YOUR INSTRUCTIONS -
All lines holding the word "icon" are to be copied from the records beneath.

** Opening EXERCISE DATA block **

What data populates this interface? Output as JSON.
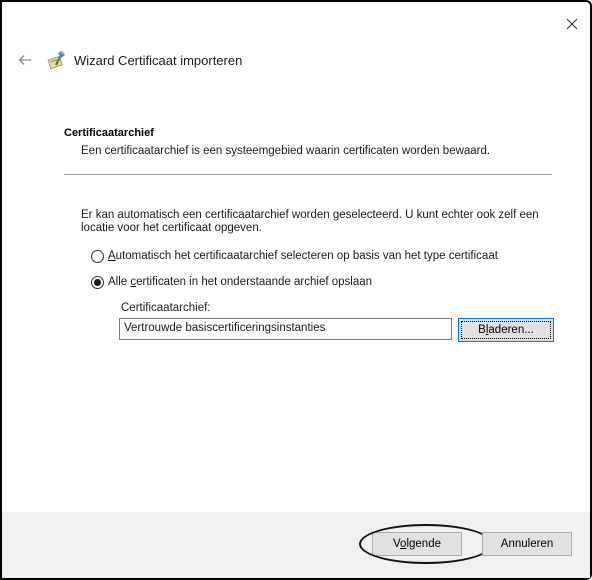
{
  "window": {
    "title": "Wizard Certificaat importeren",
    "close_icon": "close-icon",
    "back_icon": "back-arrow-icon",
    "wizard_icon": "certificate-wizard-icon"
  },
  "header": {
    "title": "Certificaatarchief",
    "description": "Een certificaatarchief is een systeemgebied waarin certificaten worden bewaard."
  },
  "body": {
    "intro": "Er kan automatisch een certificaatarchief worden geselecteerd. U kunt echter ook zelf een locatie voor het certificaat opgeven.",
    "options": [
      {
        "pre": "",
        "accel": "A",
        "post": "utomatisch het certificaatarchief selecteren op basis van het type certificaat",
        "checked": false
      },
      {
        "pre": "Alle ",
        "accel": "c",
        "post": "ertificaten in het onderstaande archief opslaan",
        "checked": true
      }
    ],
    "store_label": "Certificaatarchief:",
    "store_value": "Vertrouwde basiscertificeringsinstanties",
    "browse": {
      "pre": "B",
      "accel": "l",
      "post": "aderen..."
    }
  },
  "footer": {
    "next": {
      "pre": "V",
      "accel": "o",
      "post": "lgende"
    },
    "cancel": "Annuleren"
  },
  "colors": {
    "footer_bg": "#f0f0f0",
    "focus_border": "#0078d7",
    "annotation": "#111111"
  }
}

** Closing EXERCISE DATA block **

RESPONSE TO THE TASK -
    "close_icon": "close-icon",
    "back_icon": "back-arrow-icon",
    "wizard_icon": "certificate-wizard-icon"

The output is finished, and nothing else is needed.